▶ _TASK STATEMENT_
Find every line of the records that has "JSProjects" and return it.

***** PROVIDED DATA *****

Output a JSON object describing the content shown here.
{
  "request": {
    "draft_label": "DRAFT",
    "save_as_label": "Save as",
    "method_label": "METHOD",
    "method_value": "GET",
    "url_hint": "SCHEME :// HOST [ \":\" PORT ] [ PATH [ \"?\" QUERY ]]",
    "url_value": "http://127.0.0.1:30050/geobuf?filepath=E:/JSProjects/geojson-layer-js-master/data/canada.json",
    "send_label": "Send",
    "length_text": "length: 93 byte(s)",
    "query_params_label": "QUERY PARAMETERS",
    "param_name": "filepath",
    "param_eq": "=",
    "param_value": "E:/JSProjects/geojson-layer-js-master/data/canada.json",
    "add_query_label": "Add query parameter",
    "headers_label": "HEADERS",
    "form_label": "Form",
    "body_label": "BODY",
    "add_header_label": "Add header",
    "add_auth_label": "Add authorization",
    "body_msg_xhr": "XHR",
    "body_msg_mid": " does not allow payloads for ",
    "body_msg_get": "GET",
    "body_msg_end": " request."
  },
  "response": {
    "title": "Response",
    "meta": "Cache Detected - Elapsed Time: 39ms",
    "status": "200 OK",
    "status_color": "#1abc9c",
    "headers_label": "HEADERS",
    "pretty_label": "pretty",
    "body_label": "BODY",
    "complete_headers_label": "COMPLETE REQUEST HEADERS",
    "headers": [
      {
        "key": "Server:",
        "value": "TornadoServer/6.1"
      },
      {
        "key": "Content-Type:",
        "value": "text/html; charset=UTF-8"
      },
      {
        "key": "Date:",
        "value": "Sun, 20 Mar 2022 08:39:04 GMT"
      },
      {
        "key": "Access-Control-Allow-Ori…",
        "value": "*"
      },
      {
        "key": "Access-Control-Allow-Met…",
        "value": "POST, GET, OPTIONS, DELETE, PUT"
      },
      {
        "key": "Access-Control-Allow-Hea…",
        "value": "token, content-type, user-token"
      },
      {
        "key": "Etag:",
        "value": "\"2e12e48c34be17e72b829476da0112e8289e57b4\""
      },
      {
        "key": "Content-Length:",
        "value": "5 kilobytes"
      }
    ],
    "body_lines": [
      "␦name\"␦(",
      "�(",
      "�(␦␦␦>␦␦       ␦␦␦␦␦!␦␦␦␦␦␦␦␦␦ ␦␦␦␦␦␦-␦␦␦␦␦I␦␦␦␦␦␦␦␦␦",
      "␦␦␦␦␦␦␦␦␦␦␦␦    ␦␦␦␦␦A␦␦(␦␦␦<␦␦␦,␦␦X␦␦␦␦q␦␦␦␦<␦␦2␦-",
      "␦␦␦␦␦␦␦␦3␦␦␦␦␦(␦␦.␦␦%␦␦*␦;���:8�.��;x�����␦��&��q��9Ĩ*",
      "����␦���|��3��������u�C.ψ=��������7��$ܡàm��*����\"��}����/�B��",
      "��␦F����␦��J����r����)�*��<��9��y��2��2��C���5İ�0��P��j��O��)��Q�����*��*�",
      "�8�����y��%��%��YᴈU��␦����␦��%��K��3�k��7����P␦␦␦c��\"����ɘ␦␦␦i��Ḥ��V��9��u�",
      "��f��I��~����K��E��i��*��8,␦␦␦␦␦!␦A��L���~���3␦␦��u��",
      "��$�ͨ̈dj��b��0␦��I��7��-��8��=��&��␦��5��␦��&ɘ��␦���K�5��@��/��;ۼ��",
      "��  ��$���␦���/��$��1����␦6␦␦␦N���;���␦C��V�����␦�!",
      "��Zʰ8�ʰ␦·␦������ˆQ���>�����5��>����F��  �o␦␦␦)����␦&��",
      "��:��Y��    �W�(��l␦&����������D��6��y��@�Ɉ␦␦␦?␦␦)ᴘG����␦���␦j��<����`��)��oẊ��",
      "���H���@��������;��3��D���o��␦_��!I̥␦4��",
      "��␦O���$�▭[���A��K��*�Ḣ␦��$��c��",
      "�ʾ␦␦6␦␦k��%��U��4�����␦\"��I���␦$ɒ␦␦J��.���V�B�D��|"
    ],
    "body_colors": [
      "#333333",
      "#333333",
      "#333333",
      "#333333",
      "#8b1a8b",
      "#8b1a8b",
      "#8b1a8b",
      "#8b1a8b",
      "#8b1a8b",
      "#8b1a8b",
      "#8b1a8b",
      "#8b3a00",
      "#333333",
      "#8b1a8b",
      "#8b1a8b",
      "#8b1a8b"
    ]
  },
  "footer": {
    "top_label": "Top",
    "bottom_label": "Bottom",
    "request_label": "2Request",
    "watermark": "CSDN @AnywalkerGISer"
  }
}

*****

▶ _RESULT OF THE EXERCISE_
    "url_value": "http://127.0.0.1:30050/geobuf?filepath=E:/JSProjects/geojson-layer-js-master/data/canada.json",
    "param_value": "E:/JSProjects/geojson-layer-js-master/data/canada.json",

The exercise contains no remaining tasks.